III. Exhibit P-1A was admissible as past recollection recorded (see N.T. 447 & 458 ff.)
Since Exhibit P-1A was made from the original records (such as P-2) made by plaintiff at a time when they were available and such original records were made at or about the time of the events recorded and when such events were fresh in the mind of plaintiff, Exhibit P-1A was admissible as past recollection recorded. See Christian Moerlein B. Co. v. Rusch, 272 Pa. 181, 187-188, 116 A. 145 (1922); see, also, V Wigmore on Evidence (3d Ed.) §§ 1420 and 1421.
The following language of Judge Body in his opinion of August 18, 1965, in Walsh v. Miehle-Goss-Dexter, Inc. v. Edward Stern and Company, Inc., D.C., 244 F. Supp. 692, is appropriate on this record:
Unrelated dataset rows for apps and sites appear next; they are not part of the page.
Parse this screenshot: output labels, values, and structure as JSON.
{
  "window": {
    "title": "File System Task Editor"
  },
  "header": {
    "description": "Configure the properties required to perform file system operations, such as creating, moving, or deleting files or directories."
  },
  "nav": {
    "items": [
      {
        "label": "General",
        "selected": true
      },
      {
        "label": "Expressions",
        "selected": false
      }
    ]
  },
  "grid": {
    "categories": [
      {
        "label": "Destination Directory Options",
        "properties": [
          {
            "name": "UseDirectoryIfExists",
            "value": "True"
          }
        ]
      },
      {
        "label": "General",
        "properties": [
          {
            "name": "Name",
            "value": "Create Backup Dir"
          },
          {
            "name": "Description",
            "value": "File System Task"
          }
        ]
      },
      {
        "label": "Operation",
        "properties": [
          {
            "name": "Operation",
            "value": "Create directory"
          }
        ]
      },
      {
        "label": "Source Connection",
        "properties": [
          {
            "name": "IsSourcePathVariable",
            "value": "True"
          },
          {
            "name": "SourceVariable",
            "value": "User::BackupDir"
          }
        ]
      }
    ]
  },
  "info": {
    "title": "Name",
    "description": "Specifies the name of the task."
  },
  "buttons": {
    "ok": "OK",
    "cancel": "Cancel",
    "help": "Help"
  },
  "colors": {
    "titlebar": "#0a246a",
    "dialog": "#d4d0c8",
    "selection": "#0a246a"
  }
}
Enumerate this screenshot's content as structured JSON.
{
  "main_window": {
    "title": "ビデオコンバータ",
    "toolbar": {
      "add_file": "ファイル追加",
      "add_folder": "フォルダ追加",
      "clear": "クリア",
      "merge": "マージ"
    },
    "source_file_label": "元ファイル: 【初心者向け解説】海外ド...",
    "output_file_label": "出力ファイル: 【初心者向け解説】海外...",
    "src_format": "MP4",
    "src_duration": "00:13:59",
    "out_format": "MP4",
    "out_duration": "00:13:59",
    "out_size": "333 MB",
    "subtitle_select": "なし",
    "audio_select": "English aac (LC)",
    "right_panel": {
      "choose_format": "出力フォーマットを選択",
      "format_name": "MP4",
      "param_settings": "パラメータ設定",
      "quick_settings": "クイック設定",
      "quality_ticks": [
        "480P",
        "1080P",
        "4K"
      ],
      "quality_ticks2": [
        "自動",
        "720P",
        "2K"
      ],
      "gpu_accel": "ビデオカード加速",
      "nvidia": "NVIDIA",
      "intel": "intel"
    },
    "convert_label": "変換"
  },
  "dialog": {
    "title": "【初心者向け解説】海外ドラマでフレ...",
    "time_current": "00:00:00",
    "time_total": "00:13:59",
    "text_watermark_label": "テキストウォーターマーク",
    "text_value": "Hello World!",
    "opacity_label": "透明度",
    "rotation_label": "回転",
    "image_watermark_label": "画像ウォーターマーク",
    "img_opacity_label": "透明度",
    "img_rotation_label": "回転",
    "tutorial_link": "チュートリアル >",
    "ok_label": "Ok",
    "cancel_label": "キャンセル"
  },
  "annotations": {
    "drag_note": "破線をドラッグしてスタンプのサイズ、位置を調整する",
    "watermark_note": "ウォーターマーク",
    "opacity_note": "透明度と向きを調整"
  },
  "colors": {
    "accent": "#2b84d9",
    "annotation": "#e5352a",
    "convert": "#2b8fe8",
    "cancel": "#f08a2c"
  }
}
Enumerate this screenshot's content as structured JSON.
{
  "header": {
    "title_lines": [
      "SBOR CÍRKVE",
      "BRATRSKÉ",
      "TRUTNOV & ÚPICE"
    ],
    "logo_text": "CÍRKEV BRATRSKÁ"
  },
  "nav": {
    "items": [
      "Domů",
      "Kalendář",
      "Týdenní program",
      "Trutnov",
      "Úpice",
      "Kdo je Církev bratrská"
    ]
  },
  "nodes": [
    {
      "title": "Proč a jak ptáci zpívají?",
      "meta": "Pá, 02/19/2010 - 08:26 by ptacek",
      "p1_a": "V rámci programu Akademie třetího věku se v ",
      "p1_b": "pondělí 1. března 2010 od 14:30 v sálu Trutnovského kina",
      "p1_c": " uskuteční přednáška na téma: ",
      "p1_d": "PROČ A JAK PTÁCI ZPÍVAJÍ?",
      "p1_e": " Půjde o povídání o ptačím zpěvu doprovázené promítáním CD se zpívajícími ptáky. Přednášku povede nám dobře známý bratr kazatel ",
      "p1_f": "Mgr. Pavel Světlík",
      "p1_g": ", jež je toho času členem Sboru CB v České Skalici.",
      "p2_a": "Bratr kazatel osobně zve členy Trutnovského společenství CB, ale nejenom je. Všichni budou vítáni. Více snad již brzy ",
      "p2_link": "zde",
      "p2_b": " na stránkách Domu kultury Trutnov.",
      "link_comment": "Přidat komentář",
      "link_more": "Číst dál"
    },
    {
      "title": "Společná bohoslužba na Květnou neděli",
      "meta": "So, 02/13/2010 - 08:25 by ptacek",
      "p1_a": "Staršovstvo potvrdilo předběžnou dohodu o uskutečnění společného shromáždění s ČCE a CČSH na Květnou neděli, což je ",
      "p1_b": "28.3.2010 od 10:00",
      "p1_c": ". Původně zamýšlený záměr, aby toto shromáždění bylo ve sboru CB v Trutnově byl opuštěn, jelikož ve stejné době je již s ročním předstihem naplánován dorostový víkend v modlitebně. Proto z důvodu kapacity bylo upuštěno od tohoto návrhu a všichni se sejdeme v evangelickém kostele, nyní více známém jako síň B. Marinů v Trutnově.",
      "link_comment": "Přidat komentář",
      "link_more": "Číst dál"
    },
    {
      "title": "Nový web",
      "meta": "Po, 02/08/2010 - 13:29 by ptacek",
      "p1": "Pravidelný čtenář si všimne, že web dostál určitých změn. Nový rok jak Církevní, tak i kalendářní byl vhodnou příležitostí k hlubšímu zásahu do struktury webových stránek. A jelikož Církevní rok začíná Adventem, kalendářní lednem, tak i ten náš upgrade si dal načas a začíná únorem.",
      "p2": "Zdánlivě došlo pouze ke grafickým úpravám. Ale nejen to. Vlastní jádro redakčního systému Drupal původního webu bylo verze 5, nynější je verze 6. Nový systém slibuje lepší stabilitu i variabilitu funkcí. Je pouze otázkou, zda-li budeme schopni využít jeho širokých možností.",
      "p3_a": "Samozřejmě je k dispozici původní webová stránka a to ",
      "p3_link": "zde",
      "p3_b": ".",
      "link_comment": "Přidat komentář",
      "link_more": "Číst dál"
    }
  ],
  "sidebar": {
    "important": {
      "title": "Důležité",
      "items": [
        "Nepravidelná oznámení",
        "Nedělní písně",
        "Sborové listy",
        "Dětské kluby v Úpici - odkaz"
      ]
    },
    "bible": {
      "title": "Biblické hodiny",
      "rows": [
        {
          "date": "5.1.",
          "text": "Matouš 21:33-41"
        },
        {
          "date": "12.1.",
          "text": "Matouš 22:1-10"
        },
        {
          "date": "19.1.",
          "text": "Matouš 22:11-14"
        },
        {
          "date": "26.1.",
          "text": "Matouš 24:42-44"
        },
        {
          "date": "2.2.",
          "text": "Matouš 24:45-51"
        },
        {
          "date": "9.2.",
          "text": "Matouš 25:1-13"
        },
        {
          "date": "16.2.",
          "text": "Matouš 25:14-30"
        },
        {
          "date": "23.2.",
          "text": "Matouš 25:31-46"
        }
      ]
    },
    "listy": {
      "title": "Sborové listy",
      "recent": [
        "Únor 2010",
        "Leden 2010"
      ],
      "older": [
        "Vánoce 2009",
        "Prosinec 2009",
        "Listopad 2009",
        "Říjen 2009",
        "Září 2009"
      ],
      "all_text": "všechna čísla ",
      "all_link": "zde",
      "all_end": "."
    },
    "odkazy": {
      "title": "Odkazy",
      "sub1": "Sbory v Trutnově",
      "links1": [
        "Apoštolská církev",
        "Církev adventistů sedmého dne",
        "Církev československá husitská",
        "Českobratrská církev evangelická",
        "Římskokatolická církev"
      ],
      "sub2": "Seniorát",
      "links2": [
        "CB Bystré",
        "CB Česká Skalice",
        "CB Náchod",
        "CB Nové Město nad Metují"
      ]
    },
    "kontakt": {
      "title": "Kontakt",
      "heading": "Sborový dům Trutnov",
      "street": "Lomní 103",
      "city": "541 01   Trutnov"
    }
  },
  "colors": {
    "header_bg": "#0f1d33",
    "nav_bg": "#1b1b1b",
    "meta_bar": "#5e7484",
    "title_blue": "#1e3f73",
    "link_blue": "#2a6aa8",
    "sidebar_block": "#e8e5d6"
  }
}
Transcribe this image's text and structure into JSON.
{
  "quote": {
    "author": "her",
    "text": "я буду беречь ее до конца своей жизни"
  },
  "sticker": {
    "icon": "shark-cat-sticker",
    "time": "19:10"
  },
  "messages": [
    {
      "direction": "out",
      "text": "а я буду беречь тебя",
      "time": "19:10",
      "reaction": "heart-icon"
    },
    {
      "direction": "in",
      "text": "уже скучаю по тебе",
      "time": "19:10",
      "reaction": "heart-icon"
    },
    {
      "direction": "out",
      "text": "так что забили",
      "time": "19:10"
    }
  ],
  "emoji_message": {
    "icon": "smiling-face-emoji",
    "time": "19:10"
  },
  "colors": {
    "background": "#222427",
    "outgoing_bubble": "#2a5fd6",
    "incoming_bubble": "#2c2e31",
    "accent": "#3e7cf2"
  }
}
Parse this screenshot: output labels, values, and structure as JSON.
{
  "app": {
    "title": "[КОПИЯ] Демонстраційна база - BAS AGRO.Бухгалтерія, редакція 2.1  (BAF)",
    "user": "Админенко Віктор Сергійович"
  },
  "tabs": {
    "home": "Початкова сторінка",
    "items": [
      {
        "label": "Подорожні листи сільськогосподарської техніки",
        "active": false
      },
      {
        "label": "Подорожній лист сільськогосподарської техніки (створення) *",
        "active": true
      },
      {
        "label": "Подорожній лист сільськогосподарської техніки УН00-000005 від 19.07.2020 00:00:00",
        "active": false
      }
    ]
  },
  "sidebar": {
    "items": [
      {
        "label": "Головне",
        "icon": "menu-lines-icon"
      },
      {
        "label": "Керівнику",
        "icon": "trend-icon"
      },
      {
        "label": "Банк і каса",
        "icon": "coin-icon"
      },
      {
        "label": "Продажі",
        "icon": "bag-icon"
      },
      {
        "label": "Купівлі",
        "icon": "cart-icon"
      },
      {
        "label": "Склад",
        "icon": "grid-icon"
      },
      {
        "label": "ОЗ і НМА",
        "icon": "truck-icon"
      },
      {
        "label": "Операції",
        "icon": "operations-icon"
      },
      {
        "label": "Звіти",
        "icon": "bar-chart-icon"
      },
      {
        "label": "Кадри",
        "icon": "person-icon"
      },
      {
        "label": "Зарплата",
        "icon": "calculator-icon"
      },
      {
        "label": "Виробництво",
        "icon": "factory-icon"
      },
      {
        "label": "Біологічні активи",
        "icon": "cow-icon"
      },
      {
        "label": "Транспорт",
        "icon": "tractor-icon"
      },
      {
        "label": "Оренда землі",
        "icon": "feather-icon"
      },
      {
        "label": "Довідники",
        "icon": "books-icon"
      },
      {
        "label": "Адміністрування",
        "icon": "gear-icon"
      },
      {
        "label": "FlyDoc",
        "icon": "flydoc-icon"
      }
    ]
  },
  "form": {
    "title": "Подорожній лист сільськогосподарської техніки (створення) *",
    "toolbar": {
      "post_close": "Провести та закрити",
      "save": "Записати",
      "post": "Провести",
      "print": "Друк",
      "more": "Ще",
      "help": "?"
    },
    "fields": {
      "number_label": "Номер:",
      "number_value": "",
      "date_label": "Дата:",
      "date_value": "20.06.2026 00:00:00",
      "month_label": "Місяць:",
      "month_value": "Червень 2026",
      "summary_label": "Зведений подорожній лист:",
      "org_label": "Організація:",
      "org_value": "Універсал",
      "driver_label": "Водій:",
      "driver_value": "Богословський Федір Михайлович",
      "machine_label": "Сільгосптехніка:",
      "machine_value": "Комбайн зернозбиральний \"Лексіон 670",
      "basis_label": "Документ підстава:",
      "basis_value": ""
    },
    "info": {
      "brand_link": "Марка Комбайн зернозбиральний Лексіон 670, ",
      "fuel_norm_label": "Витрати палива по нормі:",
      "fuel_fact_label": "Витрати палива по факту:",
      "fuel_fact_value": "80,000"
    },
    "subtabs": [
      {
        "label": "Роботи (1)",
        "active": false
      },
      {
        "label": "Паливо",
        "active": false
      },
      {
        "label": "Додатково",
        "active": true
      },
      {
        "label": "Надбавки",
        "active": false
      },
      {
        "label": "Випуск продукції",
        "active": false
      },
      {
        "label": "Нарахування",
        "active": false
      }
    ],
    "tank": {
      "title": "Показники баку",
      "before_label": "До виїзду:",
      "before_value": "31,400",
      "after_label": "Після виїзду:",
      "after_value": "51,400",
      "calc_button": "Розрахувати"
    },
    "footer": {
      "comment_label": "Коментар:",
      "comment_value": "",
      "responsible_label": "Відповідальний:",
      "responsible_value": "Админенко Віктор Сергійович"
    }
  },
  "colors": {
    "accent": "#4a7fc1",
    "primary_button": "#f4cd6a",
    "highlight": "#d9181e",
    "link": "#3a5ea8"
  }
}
"On a motion for judgment notwithstanding the verdict or for a new trial, the evidence and inferences fairly to be drawn therefrom must be considered in a light most favorable to the party having the verdict and against whom the motion is directed; and if the evidence and inference considered in such manner would permit reasonable men in the exercise of their judgment to reach different conclusions respecting the critical issues, the motions should be denied. Downey v. Union Paving Co., 184 F.2d 481 (3d Cir. 1947).
"The Court has found no prejudice, after carefully reviewing the entire case, and accordingly, will not alter the verdict of the jury."
The able briefs of counsel have been filed as Documents 30 and 31.
And now, October 5, 1965, it is ordered that Defendant's Alternative Motion for Judgment Notwithstanding the Verdict under 50(b) or a New Trial (Document 22) is denied.